To review the effects of long-term contact lens wear on the cells of the cornea.
Published investigations into the effects of long-term contact lens wear on the corneal epithelium, keratocytes, and endothelium were reviewed.
Results from multiple studies indicate that long-term daily wear of contact lenses causes endothelial polymegethism but has no effect on corneal epithelium (thickness, surface cell size); keratocytes (density, stromal reflectivity); or endothelial cell density, permeability, or pump rate. Extended wear also causes no endothelial changes other than polymegethism, but it affects the epithelium (decreased thickness, increased surface cell size) and keratocytes (possible decreased density).

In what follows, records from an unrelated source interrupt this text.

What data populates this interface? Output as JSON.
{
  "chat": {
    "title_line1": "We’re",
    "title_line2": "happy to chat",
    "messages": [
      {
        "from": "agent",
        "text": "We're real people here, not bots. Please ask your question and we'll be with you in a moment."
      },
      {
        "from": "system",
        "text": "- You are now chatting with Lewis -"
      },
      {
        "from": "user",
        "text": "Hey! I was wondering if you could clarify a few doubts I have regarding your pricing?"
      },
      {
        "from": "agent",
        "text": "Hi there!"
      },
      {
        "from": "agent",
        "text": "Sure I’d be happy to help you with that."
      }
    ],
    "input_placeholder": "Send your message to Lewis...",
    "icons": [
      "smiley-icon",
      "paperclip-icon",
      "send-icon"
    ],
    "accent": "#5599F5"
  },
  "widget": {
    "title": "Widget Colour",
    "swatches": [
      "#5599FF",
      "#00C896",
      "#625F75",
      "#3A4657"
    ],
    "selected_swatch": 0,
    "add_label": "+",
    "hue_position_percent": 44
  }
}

Investigators have not found detrimental effects on the cells of the cornea from the long-term use of daily wear contact lenses. Although contact lenses cause endothelial polymegethism, no functional deficits ensue. Extended wear lenses may cause changes in all three cell types, but it is not known if these effects are detrimental nor if they occur with newer lenses of higher oxygen transmissibility. Patients can be reassured that modern contact lenses can be worn for many years in daily wear fashion (and possibly in extended wear with lenses of very high oxygen transmissibility) without damaging the cells of the cornea.